Accepting the Award, Cressida Cowell said:

“I’m deeply touched and honoured to be the recipient of this year’s Ruth Rendell Award. Thank you so much to the National Literacy Trust, ALCS and the judging panel. I do feel, though, that I should be passing it back to the National Literacy Trust, whose unstinting work on behalf of children is so crucial. I’m part of a community of authors, librarians, teachers, booksellers and literacy organisations whose advocacy is still very badly needed: one in eight disadvantaged children still do not own a book, and one in three children leave primary school lacking the ability to read well. My first role as a children’s book writer is to get as many children as possible reading for pleasure, in the same way that I read for the joy of it when I was a child. Books have a unique capacity for awakening empathy and creative thinking, and reading for pleasure has a significant, measurable impact on academic achievement, happiness and earning potential.”

Cressida Cowell (pictured left with John Glen MP) is the author and illustrator of the bestselling How to Train Your Dragon book series. Over the past year, she has travelled the length and breadth of the UK to promote reading for enjoyment and give creative writing and events and workshops to 15,000 school children. She has also worked as an author ambassador for a wealth of literacy campaigns on behalf of charities and organisations including the National Literacy Trust, BookTrust, The Reading Agency, World Book Day and the Premier League.

Commenting on the decision of the judging panel to give the second Ruth Rendell Award to Cressida Cowell, Jonathan Douglas, Director of the National Literacy Trust said:

“We are delighted to announce Cressida as the winner of this year’s Ruth Rendell Award. Cressida lives and breathes her faith in the transformative power of books, making it both her personal and professional mission to change children’s lives through literacy. Not only have Cressida’s wonderfully written and illustrated books inspired millions of children to fall in love with reading, but her workshops and events are legendary for inspiring children to start writing stories of their own. Cressida’s wonderful impact on children’s literacy in the UK cannot be underestimated.”

Barbara Hayes, Deputy Chief Executive of ALCS, said:

“Ruth was for many years an officer of the All-Party Parliamentary Writers Group, and a great advocate for writers and literacy, and we’re absolutely thrilled to be involved in this fitting tribute to her. Our congratulations go to Cressida who is a worthy winner of this award.”

Press releases and articles

A Hive of Information!

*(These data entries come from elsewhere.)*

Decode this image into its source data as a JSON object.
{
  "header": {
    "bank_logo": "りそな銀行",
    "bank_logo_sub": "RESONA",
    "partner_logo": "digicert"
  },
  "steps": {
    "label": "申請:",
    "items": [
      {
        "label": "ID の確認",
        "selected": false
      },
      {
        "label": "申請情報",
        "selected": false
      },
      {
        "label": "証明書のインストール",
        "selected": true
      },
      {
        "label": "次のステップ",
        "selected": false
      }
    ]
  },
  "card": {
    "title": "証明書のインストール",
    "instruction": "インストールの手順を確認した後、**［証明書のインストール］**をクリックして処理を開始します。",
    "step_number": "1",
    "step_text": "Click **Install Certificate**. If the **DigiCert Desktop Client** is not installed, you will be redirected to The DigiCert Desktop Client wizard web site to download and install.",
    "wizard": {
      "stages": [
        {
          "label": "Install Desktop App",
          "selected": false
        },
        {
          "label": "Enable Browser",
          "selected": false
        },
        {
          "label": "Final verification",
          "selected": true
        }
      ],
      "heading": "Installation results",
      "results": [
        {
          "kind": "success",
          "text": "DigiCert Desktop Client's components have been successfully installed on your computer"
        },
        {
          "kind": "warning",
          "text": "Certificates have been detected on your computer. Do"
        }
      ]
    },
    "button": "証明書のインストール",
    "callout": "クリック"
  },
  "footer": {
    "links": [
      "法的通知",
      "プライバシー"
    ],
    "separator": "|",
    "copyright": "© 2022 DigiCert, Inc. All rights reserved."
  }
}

The Book of Bees wins the UK’s only award for creative educational writing

Cressida Cowell crowned UK literacy champion as she wins Ruth Rendell Award 2017

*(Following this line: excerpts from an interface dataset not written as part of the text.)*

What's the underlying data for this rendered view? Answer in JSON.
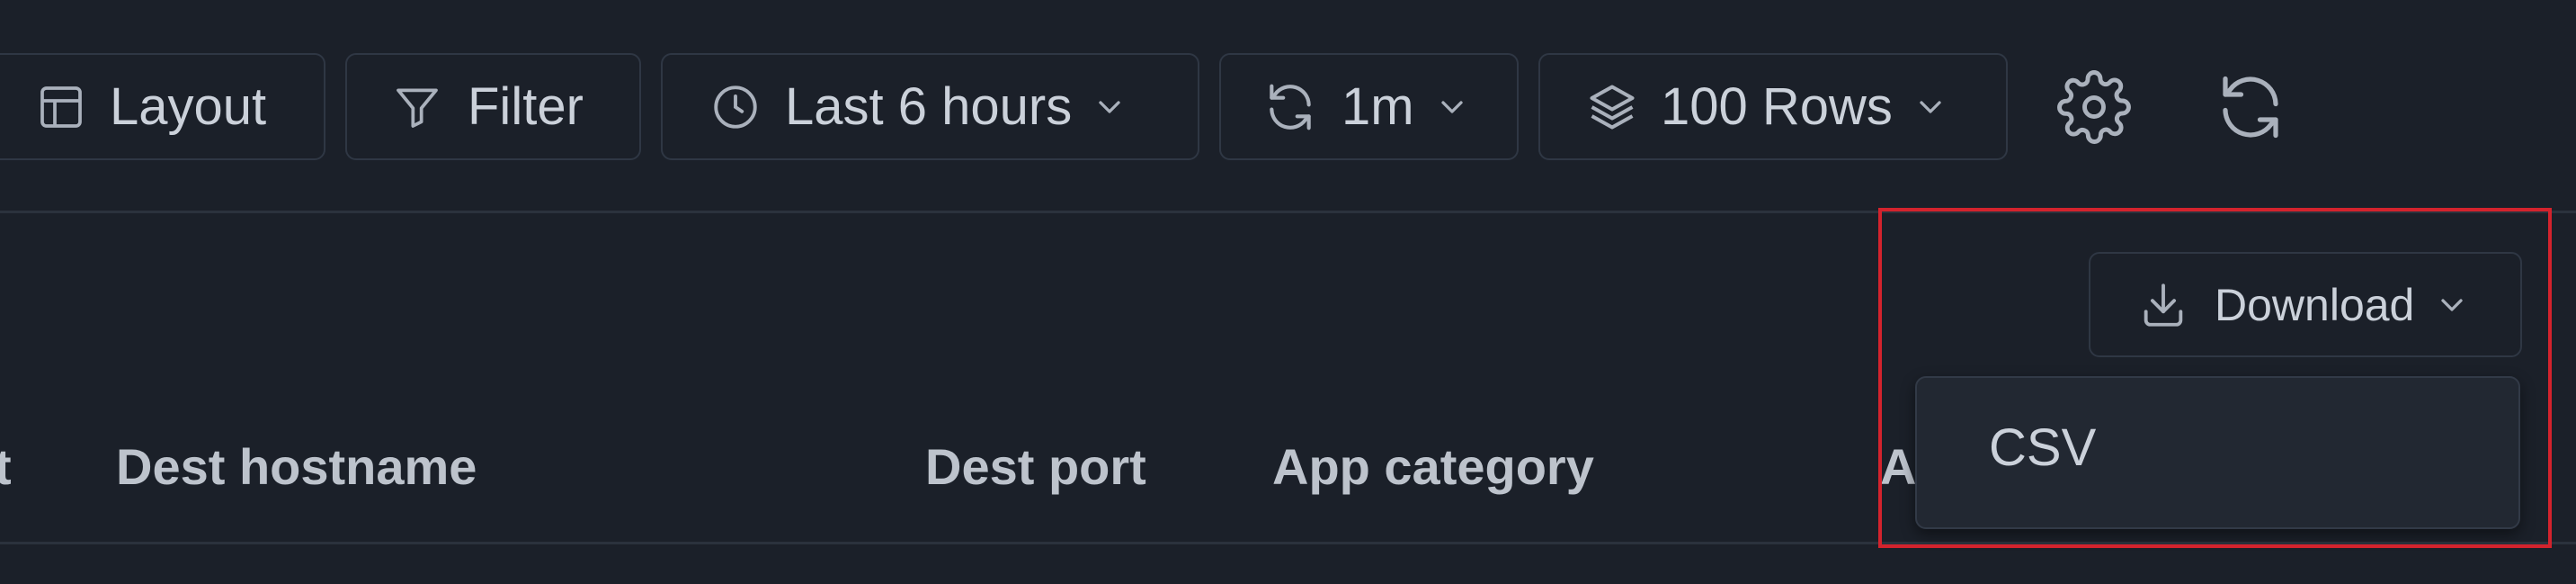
{
  "toolbar": {
    "layout_label": "Layout",
    "filter_label": "Filter",
    "time_range_label": "Last 6 hours",
    "refresh_interval_label": "1m",
    "rows_label": "100 Rows"
  },
  "download": {
    "label": "Download",
    "options": [
      "CSV"
    ]
  },
  "table": {
    "columns": [
      "t",
      "Dest hostname",
      "Dest port",
      "App category",
      "A"
    ]
  },
  "colors": {
    "background": "#1b2029",
    "border": "#2f3744",
    "text": "#cbd1da",
    "highlight": "#d3232d"
  }
}
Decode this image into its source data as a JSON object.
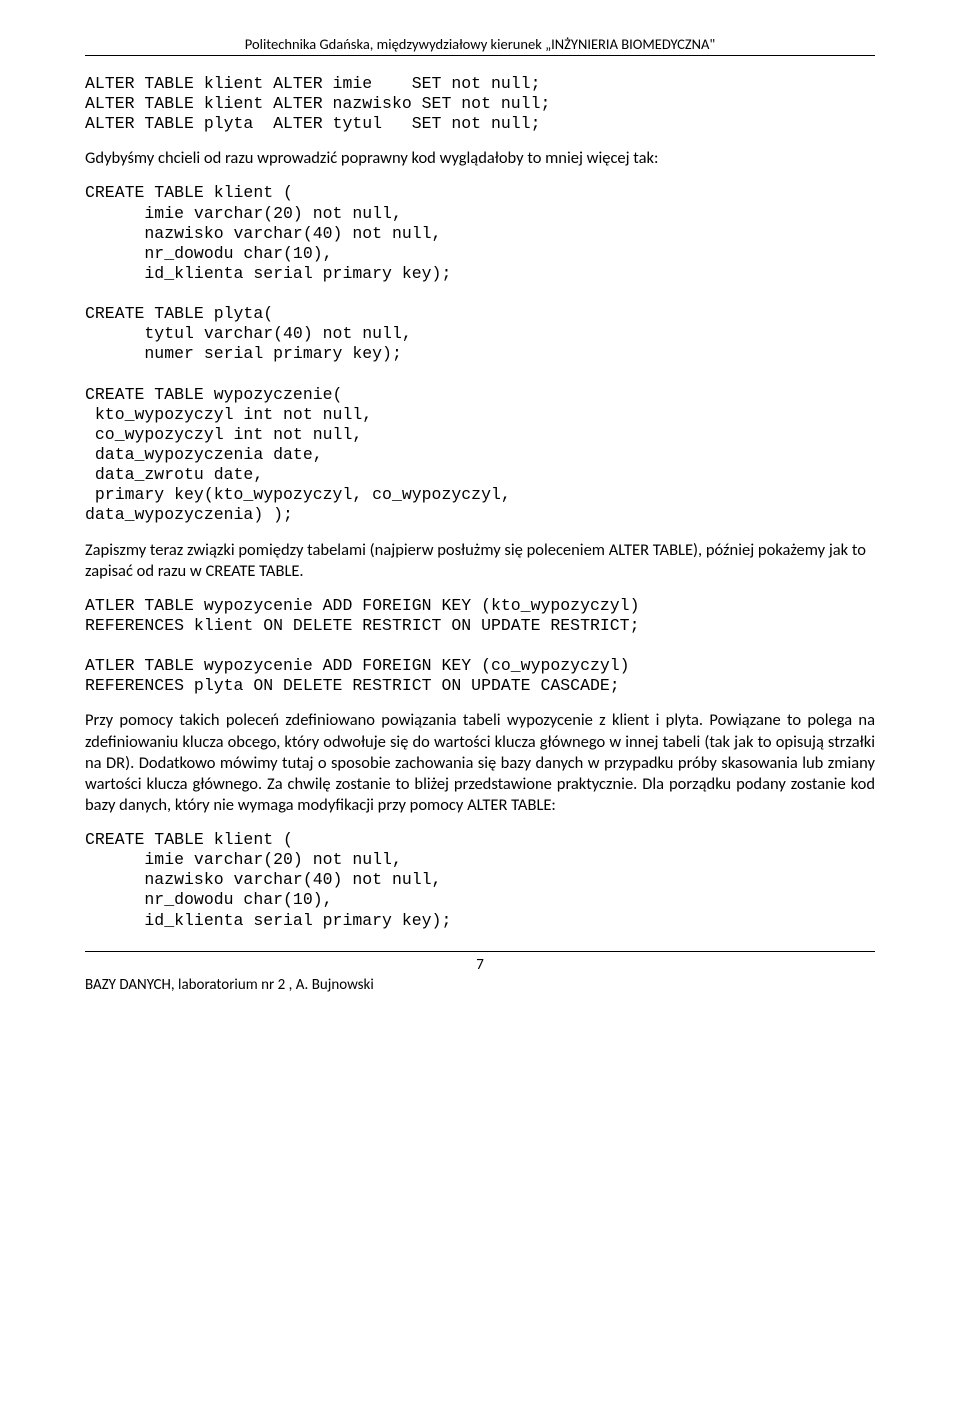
{
  "header": "Politechnika Gdańska, międzywydziałowy kierunek „INŻYNIERIA BIOMEDYCZNA\"",
  "code1": "ALTER TABLE klient ALTER imie    SET not null;\nALTER TABLE klient ALTER nazwisko SET not null;\nALTER TABLE plyta  ALTER tytul   SET not null;",
  "para1": "Gdybyśmy chcieli od razu wprowadzić poprawny kod wyglądałoby to mniej więcej tak:",
  "code2": "CREATE TABLE klient (\n      imie varchar(20) not null,\n      nazwisko varchar(40) not null,\n      nr_dowodu char(10),\n      id_klienta serial primary key);\n\nCREATE TABLE plyta(\n      tytul varchar(40) not null,\n      numer serial primary key);\n\nCREATE TABLE wypozyczenie(\n kto_wypozyczyl int not null,\n co_wypozyczyl int not null,\n data_wypozyczenia date,\n data_zwrotu date,\n primary key(kto_wypozyczyl, co_wypozyczyl,\ndata_wypozyczenia) );",
  "para2": "Zapiszmy teraz związki pomiędzy tabelami (najpierw posłużmy się poleceniem ALTER TABLE), później pokażemy jak to zapisać od razu w CREATE TABLE.",
  "code3": "ATLER TABLE wypozycenie ADD FOREIGN KEY (kto_wypozyczyl)\nREFERENCES klient ON DELETE RESTRICT ON UPDATE RESTRICT;\n\nATLER TABLE wypozycenie ADD FOREIGN KEY (co_wypozyczyl)\nREFERENCES plyta ON DELETE RESTRICT ON UPDATE CASCADE;",
  "para3": "Przy pomocy takich poleceń zdefiniowano powiązania tabeli wypozycenie z klient i plyta. Powiązane to polega na zdefiniowaniu klucza obcego, który odwołuje się do wartości klucza głównego w innej tabeli (tak jak to opisują strzałki na DR). Dodatkowo mówimy tutaj o sposobie zachowania się bazy danych w przypadku próby skasowania lub zmiany wartości klucza głównego. Za chwilę zostanie to bliżej przedstawione praktycznie. Dla porządku podany zostanie kod bazy danych, który nie wymaga modyfikacji przy pomocy ALTER TABLE:",
  "code4": "CREATE TABLE klient (\n      imie varchar(20) not null,\n      nazwisko varchar(40) not null,\n      nr_dowodu char(10),\n      id_klienta serial primary key);",
  "pageNumber": "7",
  "footer": "BAZY DANYCH, laboratorium nr 2 , A. Bujnowski"
}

ALCS: The House of Commons Abuzz: Our Worthy Westminster Winners

All Party Writers Group elects officers

The All Party Writers Group (APWG) is pleased to announce that John Whittingdale MP has been elected as the new Chair of the Group. To support John Whittingdale in his role, Lord Tim Clement-Jones and Pete Wishart MP will act as co-Vice Chairs. Baroness Benjamin remains in the role of Secretary and Lord Dubs has taken on the role of Treasurer.

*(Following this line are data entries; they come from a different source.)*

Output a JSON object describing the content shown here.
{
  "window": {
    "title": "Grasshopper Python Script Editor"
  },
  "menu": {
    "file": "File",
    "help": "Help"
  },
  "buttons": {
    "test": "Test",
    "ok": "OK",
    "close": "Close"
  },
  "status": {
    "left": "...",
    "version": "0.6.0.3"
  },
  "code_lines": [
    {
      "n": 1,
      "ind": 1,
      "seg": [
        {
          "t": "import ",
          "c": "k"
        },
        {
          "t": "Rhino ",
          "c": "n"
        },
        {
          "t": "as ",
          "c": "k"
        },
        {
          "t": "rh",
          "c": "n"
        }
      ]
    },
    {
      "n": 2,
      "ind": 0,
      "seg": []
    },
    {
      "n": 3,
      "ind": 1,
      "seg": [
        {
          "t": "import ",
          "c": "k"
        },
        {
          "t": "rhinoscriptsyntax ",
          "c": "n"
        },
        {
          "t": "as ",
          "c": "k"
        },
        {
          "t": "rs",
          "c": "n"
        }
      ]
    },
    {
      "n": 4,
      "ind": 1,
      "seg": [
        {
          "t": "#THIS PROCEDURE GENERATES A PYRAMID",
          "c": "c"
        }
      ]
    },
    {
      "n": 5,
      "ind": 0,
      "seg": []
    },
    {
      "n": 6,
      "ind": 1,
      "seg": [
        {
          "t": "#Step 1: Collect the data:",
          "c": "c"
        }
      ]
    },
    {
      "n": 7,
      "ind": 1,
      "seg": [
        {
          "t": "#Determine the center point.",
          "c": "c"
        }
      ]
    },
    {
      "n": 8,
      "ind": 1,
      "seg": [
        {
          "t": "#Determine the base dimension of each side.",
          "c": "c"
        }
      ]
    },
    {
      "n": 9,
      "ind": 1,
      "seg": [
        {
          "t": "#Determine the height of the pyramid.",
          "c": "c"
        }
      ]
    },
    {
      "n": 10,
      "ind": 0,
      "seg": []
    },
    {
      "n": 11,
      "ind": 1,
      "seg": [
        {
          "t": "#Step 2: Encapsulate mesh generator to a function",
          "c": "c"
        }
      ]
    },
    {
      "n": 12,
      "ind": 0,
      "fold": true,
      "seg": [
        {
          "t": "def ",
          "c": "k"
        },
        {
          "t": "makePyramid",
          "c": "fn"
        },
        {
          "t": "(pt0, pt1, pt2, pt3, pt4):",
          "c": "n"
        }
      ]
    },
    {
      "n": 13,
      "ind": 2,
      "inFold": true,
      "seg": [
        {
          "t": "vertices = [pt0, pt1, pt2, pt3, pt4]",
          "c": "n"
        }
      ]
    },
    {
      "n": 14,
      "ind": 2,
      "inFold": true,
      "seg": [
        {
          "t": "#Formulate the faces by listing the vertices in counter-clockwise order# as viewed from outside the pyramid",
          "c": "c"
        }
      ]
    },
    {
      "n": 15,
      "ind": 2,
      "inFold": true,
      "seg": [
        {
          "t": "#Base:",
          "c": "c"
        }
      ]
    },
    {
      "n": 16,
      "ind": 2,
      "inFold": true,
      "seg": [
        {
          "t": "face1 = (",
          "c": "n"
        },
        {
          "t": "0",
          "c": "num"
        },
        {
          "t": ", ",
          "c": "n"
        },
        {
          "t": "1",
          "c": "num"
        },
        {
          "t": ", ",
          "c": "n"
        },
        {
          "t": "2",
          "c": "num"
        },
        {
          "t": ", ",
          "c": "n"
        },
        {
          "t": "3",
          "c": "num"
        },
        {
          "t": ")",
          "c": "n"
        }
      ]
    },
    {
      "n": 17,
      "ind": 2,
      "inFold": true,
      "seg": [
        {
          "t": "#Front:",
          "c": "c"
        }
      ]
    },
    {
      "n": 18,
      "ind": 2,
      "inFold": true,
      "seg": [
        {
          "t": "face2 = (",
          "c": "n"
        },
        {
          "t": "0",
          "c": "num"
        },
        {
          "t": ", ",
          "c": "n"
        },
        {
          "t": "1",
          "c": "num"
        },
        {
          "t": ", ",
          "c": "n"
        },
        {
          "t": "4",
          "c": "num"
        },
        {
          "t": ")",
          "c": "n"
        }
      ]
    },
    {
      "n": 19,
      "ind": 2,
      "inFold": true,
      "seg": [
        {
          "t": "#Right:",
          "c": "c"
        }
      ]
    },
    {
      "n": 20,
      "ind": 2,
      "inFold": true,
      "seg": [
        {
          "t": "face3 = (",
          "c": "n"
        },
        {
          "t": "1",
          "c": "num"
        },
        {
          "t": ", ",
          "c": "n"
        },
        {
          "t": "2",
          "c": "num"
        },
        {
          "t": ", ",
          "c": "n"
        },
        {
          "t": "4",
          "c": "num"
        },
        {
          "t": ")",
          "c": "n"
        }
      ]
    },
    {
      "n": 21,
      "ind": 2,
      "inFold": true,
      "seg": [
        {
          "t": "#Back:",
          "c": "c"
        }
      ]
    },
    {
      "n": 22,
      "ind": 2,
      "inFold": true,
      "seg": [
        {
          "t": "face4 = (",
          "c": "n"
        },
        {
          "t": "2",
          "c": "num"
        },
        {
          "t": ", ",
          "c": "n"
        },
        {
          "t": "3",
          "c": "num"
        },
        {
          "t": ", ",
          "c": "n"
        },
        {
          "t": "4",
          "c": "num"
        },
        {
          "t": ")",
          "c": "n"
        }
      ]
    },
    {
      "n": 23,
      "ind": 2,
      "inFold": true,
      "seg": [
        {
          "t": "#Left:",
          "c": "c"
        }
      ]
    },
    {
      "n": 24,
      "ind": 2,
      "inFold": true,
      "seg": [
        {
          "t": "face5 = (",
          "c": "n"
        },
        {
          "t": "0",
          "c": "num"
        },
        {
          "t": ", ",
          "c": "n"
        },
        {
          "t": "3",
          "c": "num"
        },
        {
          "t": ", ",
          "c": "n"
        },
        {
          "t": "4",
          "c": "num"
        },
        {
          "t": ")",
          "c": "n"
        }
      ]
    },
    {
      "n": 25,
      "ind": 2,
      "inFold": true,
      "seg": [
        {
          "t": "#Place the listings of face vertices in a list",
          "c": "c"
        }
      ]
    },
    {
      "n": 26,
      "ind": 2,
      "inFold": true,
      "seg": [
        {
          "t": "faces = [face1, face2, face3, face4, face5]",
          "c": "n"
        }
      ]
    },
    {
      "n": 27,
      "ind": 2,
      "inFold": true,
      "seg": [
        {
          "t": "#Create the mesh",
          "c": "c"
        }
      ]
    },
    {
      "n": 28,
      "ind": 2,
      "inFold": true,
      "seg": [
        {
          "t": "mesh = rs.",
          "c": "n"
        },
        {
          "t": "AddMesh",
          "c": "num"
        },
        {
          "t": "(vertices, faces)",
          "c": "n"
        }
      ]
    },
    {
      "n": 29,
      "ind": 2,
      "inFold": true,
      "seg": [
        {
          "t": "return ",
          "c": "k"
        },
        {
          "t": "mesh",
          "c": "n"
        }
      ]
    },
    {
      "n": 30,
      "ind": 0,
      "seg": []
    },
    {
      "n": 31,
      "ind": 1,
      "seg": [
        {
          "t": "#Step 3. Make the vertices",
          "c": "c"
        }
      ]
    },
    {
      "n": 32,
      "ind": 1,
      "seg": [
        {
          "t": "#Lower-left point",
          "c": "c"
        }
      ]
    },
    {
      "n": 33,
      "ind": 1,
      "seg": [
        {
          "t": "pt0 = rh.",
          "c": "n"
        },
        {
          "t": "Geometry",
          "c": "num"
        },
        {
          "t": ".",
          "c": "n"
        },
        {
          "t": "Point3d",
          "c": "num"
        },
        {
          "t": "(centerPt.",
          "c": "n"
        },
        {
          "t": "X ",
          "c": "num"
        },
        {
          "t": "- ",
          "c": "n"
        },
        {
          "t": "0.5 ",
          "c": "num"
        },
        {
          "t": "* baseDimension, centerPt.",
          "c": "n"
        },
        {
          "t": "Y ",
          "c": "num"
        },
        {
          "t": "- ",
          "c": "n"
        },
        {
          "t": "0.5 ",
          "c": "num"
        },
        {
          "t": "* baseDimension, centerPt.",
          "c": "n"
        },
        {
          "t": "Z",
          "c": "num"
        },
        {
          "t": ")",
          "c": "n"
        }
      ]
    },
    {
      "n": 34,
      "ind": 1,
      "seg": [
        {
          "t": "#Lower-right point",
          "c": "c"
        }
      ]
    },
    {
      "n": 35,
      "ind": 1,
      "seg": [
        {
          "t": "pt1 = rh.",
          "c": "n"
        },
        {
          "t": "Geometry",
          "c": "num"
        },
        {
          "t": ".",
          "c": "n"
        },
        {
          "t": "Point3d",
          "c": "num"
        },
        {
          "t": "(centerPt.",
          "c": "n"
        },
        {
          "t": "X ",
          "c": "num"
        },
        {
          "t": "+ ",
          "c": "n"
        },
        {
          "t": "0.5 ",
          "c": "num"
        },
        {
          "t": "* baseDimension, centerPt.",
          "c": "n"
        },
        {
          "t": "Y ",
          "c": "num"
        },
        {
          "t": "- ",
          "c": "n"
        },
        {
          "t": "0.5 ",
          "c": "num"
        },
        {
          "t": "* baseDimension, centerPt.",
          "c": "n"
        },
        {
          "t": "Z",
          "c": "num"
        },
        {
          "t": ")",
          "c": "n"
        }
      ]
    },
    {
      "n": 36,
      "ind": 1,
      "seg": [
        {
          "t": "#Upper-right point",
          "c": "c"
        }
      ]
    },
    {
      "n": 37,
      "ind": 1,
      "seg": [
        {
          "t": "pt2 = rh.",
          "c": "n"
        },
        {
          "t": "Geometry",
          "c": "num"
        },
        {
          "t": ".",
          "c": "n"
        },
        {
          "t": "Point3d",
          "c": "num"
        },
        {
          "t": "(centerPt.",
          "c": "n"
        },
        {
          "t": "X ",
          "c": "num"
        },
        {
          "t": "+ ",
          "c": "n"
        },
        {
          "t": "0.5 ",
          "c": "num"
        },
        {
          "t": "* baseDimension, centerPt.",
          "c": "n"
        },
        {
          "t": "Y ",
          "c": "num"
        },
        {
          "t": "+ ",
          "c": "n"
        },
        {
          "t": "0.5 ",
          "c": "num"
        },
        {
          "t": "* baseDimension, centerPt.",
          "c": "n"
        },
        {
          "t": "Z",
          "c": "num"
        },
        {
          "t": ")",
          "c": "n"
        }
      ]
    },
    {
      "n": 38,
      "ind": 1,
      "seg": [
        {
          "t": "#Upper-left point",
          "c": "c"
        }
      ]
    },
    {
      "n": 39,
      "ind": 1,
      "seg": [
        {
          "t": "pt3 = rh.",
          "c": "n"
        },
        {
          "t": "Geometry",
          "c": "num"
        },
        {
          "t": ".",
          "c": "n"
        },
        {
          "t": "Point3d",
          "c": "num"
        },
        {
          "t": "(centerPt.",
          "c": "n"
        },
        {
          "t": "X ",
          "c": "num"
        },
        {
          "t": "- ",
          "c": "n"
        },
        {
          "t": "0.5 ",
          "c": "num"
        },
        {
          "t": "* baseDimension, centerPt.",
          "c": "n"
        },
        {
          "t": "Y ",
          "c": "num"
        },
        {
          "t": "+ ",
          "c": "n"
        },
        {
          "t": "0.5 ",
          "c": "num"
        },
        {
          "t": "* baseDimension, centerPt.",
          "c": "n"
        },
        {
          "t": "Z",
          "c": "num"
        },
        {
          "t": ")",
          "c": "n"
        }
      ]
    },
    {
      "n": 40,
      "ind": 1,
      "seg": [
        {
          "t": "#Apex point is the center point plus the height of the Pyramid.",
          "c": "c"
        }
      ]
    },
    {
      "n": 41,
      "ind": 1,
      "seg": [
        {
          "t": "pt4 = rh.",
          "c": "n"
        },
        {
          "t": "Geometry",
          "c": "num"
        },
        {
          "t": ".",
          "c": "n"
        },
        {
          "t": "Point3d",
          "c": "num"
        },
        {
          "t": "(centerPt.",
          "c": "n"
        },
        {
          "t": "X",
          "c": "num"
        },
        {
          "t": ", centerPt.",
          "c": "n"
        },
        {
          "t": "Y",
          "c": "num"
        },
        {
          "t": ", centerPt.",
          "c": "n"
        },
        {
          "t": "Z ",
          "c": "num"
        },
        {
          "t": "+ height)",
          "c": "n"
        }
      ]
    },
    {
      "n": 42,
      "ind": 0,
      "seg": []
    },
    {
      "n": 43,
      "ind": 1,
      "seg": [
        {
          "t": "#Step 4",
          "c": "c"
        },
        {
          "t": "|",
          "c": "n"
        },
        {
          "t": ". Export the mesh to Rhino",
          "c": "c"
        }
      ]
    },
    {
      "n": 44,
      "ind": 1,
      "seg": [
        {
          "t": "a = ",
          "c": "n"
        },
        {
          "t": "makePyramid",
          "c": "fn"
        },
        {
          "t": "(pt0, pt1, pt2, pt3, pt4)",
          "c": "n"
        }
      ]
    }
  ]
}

John Whittingdale has a long history supporting the creative industries through his chairmanship of the Culture, Media and Sport Select Committee, having previously chaired the All Party Writers Group and other Groups relevant to intellectual property and during his time serving as the Secretary of State for Culture, Media and Sport. A strong supporter of creators’ rights, he says: I am delighted to have been elected as Chair of the All Party Writers Group. Immediate priorities are to ensure that creators are not harmed by Brexit; this will mean scrutinizing how we adapt EU laws on copyright into our own legislation with the Repeal Bill and seeing where we can adopt the progress for creators that the UK drove the EU to achieve in the first place. We must also work to better understand the situation of the working life of an author and how we can ensure creators are fairly rewarded for their work.